The Woodrow Wilson Center Press

What People are Saying

“This very interesting and informative book examines the role of self-employment in the upward mobility of African Americans and Asian immigrants in American society.… An essential book for any college or research library.”—Choice

“The argument is important and very well buttressed by statistical analysis. The sociologists who have worked on Asian and minority entrepreneurship will certainly respond, and the debate will be lively.”—Nathan Glazer, Harvard University

Chapter List

1. Entrepreneurship and Upward Mobility among Asian Immigrants and African Americans

2. Class Resources and Self-employment Entry and Exit Patterns

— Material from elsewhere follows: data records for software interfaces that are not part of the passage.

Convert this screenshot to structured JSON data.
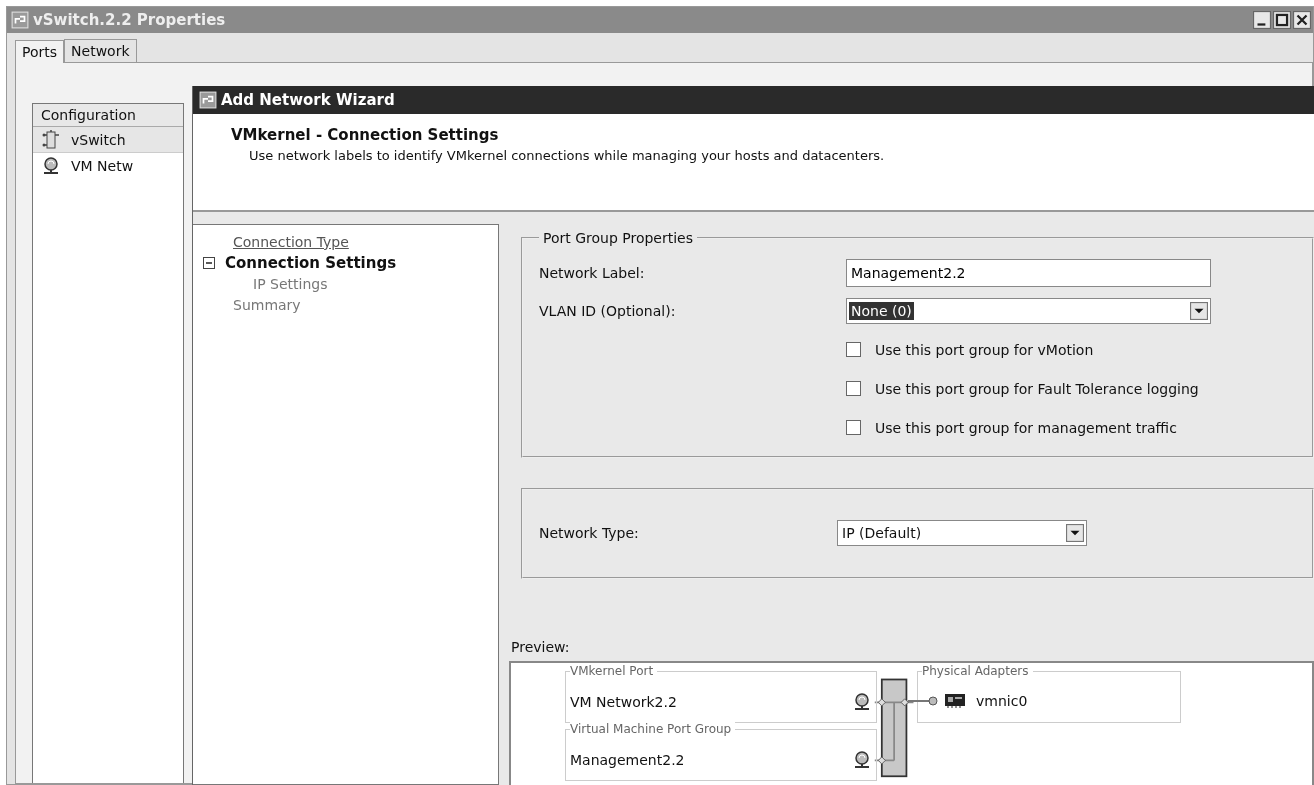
{
  "window": {
    "title": "vSwitch.2.2 Properties"
  },
  "tabs": [
    {
      "label": "Ports",
      "selected": true
    },
    {
      "label": "Network",
      "selected": false
    }
  ],
  "ports_list": {
    "header": "Configuration",
    "rows": [
      {
        "label": "vSwitch",
        "kind": "switch",
        "selected": true
      },
      {
        "label": "VM Netw",
        "kind": "network",
        "selected": false
      }
    ]
  },
  "wizard": {
    "title": "Add Network Wizard",
    "heading": "VMkernel - Connection Settings",
    "subheading": "Use network labels to identify VMkernel connections while managing your hosts and datacenters.",
    "steps": [
      {
        "label": "Connection Type",
        "kind": "done"
      },
      {
        "label": "Connection Settings",
        "kind": "current",
        "expanded": true,
        "children": [
          {
            "label": "IP Settings",
            "kind": "pending"
          }
        ]
      },
      {
        "label": "Summary",
        "kind": "pending"
      }
    ],
    "port_group": {
      "legend": "Port Group Properties",
      "network_label": {
        "label": "Network Label:",
        "value": "Management2.2"
      },
      "vlan_id": {
        "label": "VLAN ID (Optional):",
        "value": "None (0)"
      },
      "options": [
        {
          "label": "Use this port group for vMotion",
          "checked": false
        },
        {
          "label": "Use this port group for Fault Tolerance logging",
          "checked": false
        },
        {
          "label": "Use this port group for management traffic",
          "checked": false
        }
      ]
    },
    "network_type": {
      "label": "Network Type:",
      "value": "IP (Default)"
    },
    "preview": {
      "label": "Preview:",
      "port_groups": [
        {
          "legend": "VMkernel Port",
          "name": "VM Network2.2"
        },
        {
          "legend": "Virtual Machine Port Group",
          "name": "Management2.2"
        }
      ],
      "adapters": {
        "legend": "Physical Adapters",
        "items": [
          "vmnic0"
        ]
      }
    }
  }
}
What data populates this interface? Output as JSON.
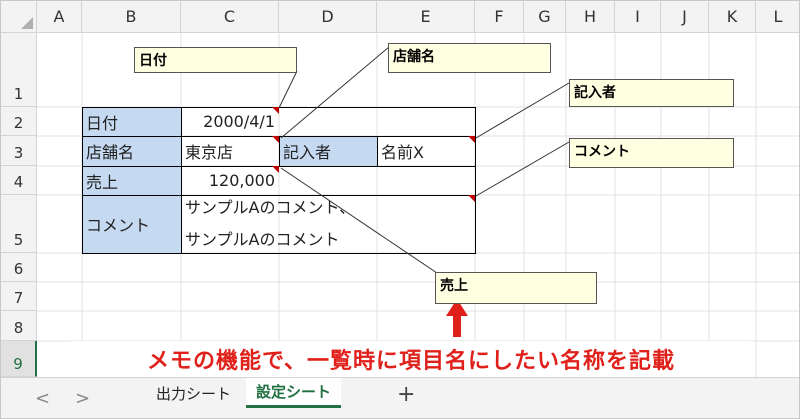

3. Social Resources Generated by Group Support Networks: Do They Benefit Asian-Immigrant-Owned Small Businesses?

4. Escaping from Self-Employment: An Analysis of Asian-Owned Small Businesses

5. Explaining the Self-Employment Patterns of Asian Immigrants in the United States

6. Financing Small-Business Creation: The Case of Chinese and Korean Entrepreneurs

7. Traditional and Emerging Lines of Black-Owned Small Businesses

8. The Owner’s Human Capital and Market Accessibility: Factors Shaping the Black Business Community

9. Access to Financial Capital: Factors Shaping the Black Business Community

10. Government’s Role in Assisting Minority-Owned Businesses

11. The Meaning of Small Business Success

About Woodrow Wilson Center Press

Woodrow Wilson Center Press publishes books by fellows, other resident scholars, and staff written in substantial part at the Wilson Center.